** Thanks to our mate, Portwood, for the opportunity to try something unique and to have a little fun with it.  Enjoyed the malt and the experience.  He didn’t want thanks or anything, but that’s not how we roll.  Anonymity maintained, however.  Cheers!


– Reviewed by:  Curt

– Photo:  Curt

Tobermory 10 y.o. Review

Tobermory 10 y.o.008

46.3% abv

Score:  79/100


First off:  Not that we score with this in mind, understand, but I do love the simple and aesthetically pleasing packaging.  No need for frills and all that jazz when it comes to young, readily available malts.  Old school, clean and classy.  But what strikes my eye as pleasing is incidental to what’s in the bottle, right?  So let’s move on.

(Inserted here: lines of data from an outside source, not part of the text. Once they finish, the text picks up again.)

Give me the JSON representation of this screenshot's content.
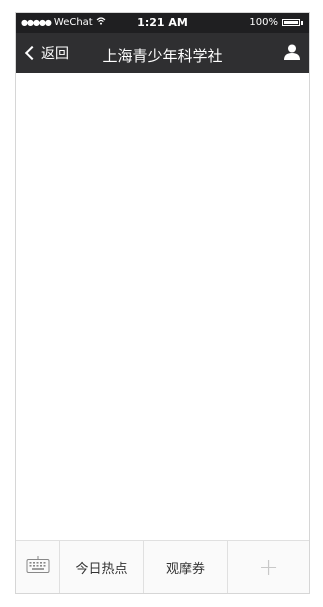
{
  "status_bar": {
    "signal": "●●●●●",
    "carrier": "WeChat",
    "time": "1:21 AM",
    "battery": "100%"
  },
  "nav": {
    "back_label": "返回",
    "title": "上海青少年科学社"
  },
  "bottom_menu": {
    "items": [
      "今日热点",
      "观摩券"
    ],
    "plus": "+"
  },
  "icons": {
    "back": "chevron-left-icon",
    "profile": "person-icon",
    "keyboard": "keyboard-icon",
    "wifi": "wifi-icon"
  },
  "colors": {
    "status_bg": "#1f1f21",
    "nav_bg": "#2f2f31"
  }
}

Tobermory is a distillery on the Isle of Mull.  You may recall we tried one of their peated expressions (Ledaig 10) just a few days back, so I won’t rehash any of the details here that we already covered there.  The distillery produces a rather limited range of products and independent versions are few and far between (at least where I live), so, to date, I have managed to wrap my hands around only four different bottles of Tobermory: two indies and two distillery bottlings.  All quite different from one another, I might add, but none especially vibrant in its own right.  And yes, this release is one of those that I have tried a few times before.  Suffice it to say that sitting down to jot up some notes on the standard 10 year old is a slightly less than thrilling endeavour.

I won’t throw a lot of words at a whisky that I’m really sort of ambivalent towards, so let’s just let the malt speak for itself.

Nose:  A youngish ten.  Somewhat aggressive.  Vaguely peaty.  Even a little feinty.  Lemon.  Pepper.  There’s hints of Jura here and even a banana-like note that reminds a little of young Bunnahabhain.  Some very under ripe cranberry and crunchy apple with a dusting of cinnamon.  Wood shavings, a barley mill and just a hint of ash and dirt.  This is supposed to be the unpeated malt from this distillery?  Hmmm, sorry…not quite.

Palate:  Wow.  Like a mouthful of white flour and raw grains.  Pastry dough.  More apples and a hint of ginger.  Honey.  Almost tastes like a young virgin oak malt.  Not a lot in the way of fruit.  More woods and cereals.  Even some grassy notes.  Or maybe damp green tea leaves.  A rather fun palate in some ways, and a little bit of a departure from the nose.  Interesting, if a little unbalanced.

Thoughts:  Not bad, but not a very subtle malt either.  Could stand to benefit from either longer maturation or better wood choice, I think.


– Reviewed by:  Curt

– Photo:  Curt